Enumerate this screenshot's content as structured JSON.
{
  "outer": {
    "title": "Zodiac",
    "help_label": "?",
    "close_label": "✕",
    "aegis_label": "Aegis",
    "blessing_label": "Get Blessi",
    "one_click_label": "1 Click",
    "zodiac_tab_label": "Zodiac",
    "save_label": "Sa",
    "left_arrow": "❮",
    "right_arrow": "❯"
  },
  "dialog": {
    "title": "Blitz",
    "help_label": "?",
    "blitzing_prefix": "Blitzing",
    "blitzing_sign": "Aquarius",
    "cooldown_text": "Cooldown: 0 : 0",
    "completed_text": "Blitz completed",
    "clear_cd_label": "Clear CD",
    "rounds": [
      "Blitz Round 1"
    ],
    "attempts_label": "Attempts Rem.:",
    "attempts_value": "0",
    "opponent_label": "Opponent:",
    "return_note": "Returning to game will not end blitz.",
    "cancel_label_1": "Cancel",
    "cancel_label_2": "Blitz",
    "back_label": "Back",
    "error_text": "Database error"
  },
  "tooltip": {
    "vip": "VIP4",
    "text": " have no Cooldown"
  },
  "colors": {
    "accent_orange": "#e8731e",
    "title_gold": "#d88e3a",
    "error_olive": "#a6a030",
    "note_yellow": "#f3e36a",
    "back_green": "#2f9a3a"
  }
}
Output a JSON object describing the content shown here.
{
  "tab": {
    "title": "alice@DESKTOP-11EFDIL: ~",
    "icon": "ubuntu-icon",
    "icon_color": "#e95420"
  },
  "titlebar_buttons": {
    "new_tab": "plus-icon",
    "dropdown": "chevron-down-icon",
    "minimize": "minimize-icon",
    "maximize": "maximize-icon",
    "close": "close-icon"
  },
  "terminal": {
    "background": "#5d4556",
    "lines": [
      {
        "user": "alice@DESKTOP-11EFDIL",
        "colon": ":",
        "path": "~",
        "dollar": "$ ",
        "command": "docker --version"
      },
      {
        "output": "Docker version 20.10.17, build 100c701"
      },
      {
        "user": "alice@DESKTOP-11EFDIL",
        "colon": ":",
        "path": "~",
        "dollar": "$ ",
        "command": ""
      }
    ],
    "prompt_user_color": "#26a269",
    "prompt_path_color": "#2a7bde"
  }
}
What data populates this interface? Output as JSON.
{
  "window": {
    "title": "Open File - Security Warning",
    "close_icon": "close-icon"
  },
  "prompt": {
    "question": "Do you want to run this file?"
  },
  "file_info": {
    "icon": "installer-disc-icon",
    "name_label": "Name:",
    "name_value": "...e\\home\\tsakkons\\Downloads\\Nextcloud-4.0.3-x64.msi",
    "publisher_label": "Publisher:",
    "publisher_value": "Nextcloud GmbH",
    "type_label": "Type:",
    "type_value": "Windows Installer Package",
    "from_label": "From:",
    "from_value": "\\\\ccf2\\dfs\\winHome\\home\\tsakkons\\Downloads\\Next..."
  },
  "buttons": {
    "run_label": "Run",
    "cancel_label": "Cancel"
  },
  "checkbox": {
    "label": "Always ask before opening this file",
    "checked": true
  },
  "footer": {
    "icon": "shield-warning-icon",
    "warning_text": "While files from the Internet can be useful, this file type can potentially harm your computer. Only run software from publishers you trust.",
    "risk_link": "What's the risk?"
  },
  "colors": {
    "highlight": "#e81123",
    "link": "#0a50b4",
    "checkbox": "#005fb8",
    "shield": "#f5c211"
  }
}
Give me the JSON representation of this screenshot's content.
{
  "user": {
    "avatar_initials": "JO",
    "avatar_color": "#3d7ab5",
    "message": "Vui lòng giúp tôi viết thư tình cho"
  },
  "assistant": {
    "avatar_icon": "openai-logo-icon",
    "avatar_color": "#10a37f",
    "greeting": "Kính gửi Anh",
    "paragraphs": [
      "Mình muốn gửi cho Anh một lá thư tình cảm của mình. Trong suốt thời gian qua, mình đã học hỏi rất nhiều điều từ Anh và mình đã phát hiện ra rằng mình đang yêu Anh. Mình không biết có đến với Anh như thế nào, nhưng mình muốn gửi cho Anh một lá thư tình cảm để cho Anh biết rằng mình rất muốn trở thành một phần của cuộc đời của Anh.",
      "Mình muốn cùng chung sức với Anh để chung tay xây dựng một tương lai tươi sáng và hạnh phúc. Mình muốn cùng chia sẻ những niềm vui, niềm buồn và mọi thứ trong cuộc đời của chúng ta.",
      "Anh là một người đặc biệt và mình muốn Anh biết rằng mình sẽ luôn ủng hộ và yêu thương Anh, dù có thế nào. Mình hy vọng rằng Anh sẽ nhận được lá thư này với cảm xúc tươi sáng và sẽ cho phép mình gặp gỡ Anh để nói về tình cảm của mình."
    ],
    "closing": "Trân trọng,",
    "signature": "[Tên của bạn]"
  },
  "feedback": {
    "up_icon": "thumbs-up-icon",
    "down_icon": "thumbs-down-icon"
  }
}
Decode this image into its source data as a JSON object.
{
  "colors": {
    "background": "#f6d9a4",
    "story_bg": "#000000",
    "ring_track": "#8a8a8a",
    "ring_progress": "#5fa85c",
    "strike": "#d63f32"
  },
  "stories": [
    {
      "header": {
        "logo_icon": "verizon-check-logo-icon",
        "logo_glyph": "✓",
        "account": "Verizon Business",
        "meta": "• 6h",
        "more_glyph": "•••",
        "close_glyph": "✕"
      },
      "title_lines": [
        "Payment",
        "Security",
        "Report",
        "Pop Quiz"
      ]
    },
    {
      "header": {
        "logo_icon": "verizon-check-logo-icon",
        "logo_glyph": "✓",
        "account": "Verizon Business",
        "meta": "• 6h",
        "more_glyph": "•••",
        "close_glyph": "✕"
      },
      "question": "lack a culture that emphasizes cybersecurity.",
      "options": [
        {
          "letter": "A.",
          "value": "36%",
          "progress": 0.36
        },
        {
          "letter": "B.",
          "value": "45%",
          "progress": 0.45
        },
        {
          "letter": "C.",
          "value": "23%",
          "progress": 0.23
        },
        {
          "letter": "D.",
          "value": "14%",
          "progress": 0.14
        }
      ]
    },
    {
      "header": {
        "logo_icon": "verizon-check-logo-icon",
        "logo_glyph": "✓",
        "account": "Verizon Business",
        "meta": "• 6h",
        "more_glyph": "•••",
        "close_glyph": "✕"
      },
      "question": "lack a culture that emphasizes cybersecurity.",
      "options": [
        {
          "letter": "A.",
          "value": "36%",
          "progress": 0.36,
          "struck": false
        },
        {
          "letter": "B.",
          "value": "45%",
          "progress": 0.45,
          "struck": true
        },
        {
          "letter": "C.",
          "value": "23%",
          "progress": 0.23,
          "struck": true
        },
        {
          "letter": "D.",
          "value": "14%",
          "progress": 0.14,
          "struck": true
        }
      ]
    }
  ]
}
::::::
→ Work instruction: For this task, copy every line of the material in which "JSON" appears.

→ Solution for this problem:
Enumerate this screenshot's content as structured JSON.
Output a JSON object describing the content shown here.
What data populates this interface? Output as JSON.
Give me the JSON representation of this screenshot's content.
Decode this image into its source data as a JSON object.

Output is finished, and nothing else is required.